◆ What you have to do ◆
Below are some entries; state how many of their lines include the word "Menu" and give no more than that number.

[Provided data — start]

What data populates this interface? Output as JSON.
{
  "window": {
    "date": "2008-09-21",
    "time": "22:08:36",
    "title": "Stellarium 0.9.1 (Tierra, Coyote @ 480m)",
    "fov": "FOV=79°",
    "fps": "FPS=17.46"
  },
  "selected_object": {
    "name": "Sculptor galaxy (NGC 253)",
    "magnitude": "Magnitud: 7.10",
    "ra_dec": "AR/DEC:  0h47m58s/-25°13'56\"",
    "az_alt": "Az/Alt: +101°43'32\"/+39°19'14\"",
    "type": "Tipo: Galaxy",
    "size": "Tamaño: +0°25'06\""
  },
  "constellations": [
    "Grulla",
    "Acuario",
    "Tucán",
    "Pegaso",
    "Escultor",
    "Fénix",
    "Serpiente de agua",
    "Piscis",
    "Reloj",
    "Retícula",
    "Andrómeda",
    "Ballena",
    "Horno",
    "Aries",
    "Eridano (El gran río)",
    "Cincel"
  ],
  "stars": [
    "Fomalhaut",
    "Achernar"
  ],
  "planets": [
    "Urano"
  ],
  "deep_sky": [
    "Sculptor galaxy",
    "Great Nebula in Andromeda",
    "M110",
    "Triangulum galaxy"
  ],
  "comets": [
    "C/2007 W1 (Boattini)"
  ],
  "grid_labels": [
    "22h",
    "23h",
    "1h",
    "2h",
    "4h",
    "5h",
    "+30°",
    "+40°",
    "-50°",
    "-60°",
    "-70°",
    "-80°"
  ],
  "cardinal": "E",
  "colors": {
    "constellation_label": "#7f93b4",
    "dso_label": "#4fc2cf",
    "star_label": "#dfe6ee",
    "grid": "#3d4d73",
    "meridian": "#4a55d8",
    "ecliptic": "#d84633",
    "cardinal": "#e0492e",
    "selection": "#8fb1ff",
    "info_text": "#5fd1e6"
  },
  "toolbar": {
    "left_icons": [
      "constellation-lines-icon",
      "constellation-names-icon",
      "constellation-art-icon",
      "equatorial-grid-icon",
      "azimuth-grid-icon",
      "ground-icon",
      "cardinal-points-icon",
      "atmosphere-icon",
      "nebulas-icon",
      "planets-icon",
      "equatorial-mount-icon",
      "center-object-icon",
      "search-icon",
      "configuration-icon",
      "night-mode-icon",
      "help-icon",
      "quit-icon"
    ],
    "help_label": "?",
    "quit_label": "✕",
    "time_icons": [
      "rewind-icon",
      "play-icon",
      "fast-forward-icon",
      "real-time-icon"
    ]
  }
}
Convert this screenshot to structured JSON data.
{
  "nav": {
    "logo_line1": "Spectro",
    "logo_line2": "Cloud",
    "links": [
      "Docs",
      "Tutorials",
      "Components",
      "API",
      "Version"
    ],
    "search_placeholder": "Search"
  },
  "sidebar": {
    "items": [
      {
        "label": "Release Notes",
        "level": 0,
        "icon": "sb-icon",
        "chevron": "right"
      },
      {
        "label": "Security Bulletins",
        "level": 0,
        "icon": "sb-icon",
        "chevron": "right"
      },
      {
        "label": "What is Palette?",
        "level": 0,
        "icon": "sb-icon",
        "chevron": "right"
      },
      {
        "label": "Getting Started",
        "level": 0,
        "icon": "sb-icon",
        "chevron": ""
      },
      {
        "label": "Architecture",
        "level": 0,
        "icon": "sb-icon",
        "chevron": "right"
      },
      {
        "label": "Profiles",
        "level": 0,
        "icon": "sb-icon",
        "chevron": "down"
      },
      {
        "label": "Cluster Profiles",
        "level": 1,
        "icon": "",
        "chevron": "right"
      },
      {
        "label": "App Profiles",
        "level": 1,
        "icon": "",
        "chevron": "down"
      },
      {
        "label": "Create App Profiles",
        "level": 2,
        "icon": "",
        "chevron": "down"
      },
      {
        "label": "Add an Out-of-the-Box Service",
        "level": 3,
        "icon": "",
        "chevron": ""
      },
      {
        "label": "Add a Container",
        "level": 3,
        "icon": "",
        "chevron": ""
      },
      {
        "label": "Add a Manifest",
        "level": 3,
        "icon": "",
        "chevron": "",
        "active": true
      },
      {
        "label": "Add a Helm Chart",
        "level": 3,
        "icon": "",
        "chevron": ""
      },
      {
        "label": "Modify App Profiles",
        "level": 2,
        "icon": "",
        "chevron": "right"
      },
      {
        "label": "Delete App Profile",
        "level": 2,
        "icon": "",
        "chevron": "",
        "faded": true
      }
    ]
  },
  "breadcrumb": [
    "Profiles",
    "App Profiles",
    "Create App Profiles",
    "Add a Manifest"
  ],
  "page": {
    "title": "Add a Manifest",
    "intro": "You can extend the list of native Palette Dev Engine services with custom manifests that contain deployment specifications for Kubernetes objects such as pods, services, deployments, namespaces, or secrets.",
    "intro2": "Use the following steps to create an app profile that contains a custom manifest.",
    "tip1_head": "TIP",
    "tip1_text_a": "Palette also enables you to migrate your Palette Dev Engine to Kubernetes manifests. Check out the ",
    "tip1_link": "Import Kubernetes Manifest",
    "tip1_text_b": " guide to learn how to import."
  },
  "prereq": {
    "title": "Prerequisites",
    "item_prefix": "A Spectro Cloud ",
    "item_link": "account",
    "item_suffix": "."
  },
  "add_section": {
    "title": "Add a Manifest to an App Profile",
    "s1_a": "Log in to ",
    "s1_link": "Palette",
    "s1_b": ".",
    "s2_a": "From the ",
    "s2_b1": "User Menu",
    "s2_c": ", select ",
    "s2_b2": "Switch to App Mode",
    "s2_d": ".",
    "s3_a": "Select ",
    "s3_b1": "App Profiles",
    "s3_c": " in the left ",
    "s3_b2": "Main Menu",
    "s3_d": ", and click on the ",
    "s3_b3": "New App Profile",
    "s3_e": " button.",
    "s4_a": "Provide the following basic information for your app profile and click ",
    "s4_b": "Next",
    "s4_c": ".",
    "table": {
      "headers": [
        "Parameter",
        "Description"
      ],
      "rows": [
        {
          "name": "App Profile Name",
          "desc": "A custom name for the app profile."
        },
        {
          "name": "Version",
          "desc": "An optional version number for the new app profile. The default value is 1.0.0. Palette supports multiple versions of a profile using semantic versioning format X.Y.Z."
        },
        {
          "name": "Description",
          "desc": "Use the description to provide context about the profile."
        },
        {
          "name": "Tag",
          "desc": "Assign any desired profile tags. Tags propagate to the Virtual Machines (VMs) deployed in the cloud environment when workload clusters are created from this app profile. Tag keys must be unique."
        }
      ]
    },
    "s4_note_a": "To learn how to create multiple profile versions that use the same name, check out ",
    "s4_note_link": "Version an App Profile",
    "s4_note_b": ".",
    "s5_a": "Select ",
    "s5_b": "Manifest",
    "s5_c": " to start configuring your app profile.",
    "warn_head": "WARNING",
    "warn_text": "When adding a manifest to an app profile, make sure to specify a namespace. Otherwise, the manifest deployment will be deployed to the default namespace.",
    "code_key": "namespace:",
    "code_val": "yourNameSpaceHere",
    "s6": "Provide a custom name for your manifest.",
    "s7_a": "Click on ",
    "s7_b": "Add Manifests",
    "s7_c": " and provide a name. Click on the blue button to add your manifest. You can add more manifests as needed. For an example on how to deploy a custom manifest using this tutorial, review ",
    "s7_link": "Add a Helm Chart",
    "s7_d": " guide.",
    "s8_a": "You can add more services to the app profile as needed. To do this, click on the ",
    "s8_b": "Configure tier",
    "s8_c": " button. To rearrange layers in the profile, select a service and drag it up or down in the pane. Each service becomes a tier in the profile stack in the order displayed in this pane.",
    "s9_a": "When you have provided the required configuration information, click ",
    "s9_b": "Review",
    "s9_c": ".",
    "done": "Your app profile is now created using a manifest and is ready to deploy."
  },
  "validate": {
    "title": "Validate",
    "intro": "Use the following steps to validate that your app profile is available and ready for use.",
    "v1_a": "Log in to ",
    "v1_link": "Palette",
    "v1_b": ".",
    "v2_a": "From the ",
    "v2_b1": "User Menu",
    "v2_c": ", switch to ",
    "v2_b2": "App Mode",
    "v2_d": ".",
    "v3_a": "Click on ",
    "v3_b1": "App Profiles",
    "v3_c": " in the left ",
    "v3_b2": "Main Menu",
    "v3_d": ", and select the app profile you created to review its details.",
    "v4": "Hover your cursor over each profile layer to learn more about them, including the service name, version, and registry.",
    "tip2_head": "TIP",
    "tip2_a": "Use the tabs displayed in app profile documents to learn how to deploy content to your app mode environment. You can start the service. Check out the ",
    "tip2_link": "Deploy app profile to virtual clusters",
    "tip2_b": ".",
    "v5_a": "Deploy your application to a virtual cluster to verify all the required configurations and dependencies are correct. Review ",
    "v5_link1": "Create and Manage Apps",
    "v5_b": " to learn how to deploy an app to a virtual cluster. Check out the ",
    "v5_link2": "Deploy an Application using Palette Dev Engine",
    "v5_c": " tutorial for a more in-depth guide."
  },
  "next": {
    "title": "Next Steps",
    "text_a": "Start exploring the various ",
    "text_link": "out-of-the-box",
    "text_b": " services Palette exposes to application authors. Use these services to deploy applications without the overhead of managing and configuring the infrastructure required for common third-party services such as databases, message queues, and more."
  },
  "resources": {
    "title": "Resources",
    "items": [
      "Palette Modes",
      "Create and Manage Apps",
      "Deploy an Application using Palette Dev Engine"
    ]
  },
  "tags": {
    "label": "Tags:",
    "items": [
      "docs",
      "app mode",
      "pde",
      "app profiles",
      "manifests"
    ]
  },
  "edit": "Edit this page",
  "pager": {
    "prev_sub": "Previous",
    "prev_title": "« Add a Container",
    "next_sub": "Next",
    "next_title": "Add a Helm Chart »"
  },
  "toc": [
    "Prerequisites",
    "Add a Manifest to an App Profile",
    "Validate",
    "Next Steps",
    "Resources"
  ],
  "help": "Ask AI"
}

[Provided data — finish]
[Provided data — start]

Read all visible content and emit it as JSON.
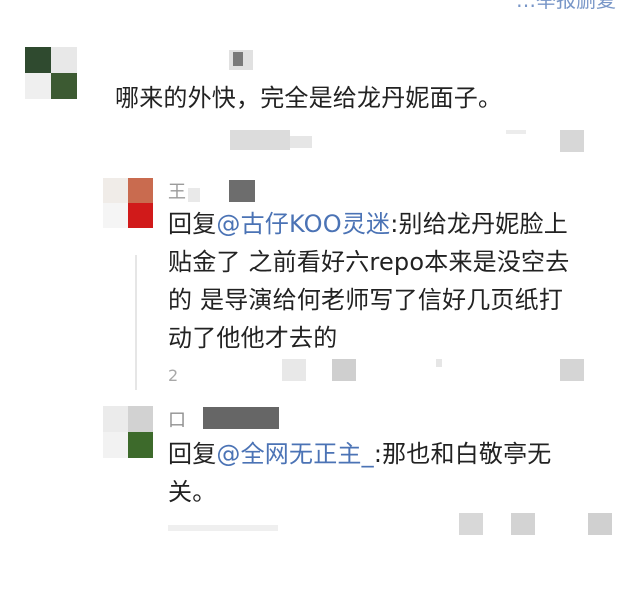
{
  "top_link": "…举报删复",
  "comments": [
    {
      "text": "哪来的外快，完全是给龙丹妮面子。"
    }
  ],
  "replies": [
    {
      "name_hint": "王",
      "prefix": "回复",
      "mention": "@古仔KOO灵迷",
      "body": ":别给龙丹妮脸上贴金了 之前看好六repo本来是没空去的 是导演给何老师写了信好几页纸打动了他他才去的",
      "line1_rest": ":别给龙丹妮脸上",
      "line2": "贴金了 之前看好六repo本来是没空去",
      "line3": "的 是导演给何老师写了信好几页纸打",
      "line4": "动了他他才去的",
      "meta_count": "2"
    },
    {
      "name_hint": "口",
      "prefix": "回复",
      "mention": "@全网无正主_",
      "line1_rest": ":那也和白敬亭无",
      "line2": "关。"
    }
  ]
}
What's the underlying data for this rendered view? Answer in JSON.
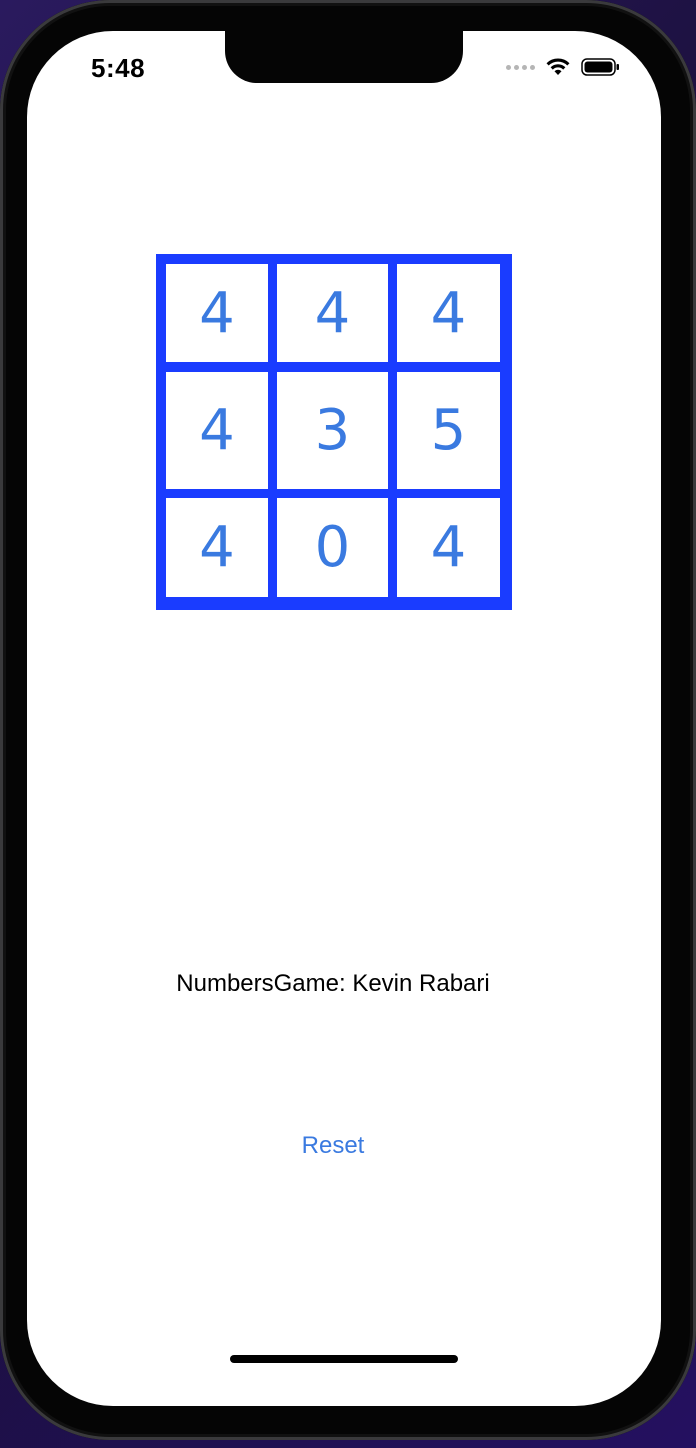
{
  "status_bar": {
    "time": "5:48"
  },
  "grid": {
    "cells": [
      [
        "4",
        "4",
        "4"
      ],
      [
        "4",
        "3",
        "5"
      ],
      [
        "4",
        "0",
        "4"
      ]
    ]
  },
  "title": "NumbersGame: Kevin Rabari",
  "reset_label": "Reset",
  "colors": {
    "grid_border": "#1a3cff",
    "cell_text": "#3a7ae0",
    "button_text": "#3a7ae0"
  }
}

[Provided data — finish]

◆ Answer space ◆
4